Only the lines holding "legend" are wanted; find them in the listing and return each one.
BEGIN Data to process
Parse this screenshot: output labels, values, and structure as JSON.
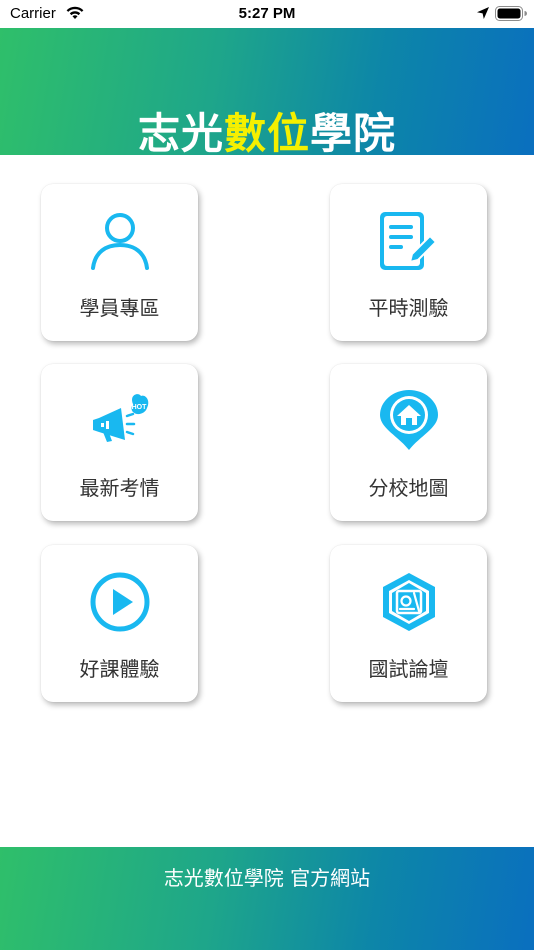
{
  "status_bar": {
    "carrier": "Carrier",
    "time": "5:27 PM"
  },
  "header": {
    "title_part1": "志光",
    "title_highlight": "數位",
    "title_part2": "學院",
    "accent_color": "#f5f000"
  },
  "tiles": [
    {
      "label": "學員專區",
      "icon": "user-icon"
    },
    {
      "label": "平時測驗",
      "icon": "quiz-document-icon"
    },
    {
      "label": "最新考情",
      "icon": "megaphone-hot-icon"
    },
    {
      "label": "分校地圖",
      "icon": "map-pin-home-icon"
    },
    {
      "label": "好課體驗",
      "icon": "play-icon"
    },
    {
      "label": "國試論壇",
      "icon": "forum-guo-icon"
    }
  ],
  "footer": {
    "label": "志光數位學院 官方網站"
  },
  "colors": {
    "icon_cyan": "#19b8f0",
    "gradient_start": "#2fbf6a",
    "gradient_end": "#0a6fbf"
  }
}
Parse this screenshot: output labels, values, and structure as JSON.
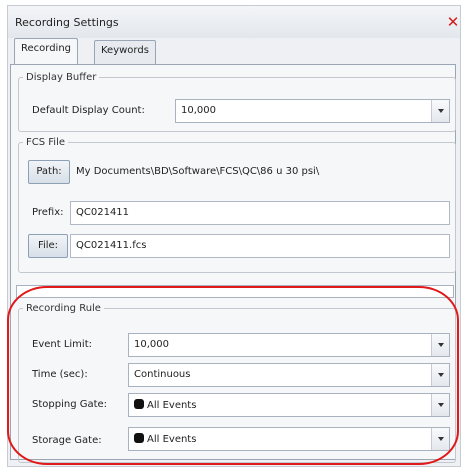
{
  "window": {
    "title": "Recording Settings",
    "close_glyph": "✕",
    "close_icon": "close-icon"
  },
  "tabs": [
    {
      "label": "Recording",
      "active": true
    },
    {
      "label": "Keywords",
      "active": false
    }
  ],
  "display_buffer": {
    "legend": "Display Buffer",
    "default_display_count_label": "Default Display Count:",
    "default_display_count_value": "10,000"
  },
  "fcs_file": {
    "legend": "FCS File",
    "path_button": "Path:",
    "path_value": "My Documents\\BD\\Software\\FCS\\QC\\86 u 30 psi\\",
    "prefix_label": "Prefix:",
    "prefix_value": "QC021411",
    "file_button": "File:",
    "file_value": "QC021411.fcs"
  },
  "recording_progress": 0,
  "recording_rule": {
    "legend": "Recording Rule",
    "event_limit_label": "Event Limit:",
    "event_limit_value": "10,000",
    "time_label": "Time (sec):",
    "time_value": "Continuous",
    "stopping_gate_label": "Stopping Gate:",
    "stopping_gate_value": "All Events",
    "storage_gate_label": "Storage Gate:",
    "storage_gate_value": "All Events",
    "highlight_color": "#e0191a"
  },
  "colors": {
    "window_bg": "#eef0f3",
    "close": "#d21b1b",
    "gate_swatch": "#111111"
  }
}
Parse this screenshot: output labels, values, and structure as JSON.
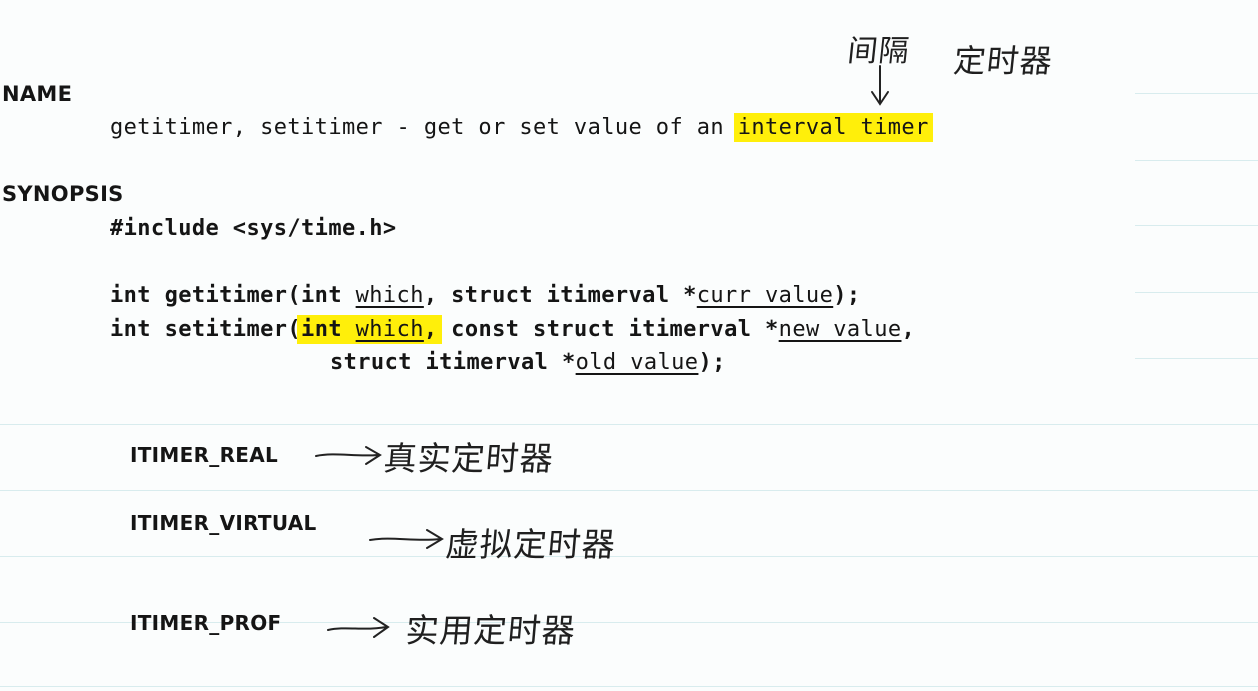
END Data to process
▶ _Your solution_
    "legend": "Display Buffer",
    "legend": "FCS File",
    "legend": "Recording Rule",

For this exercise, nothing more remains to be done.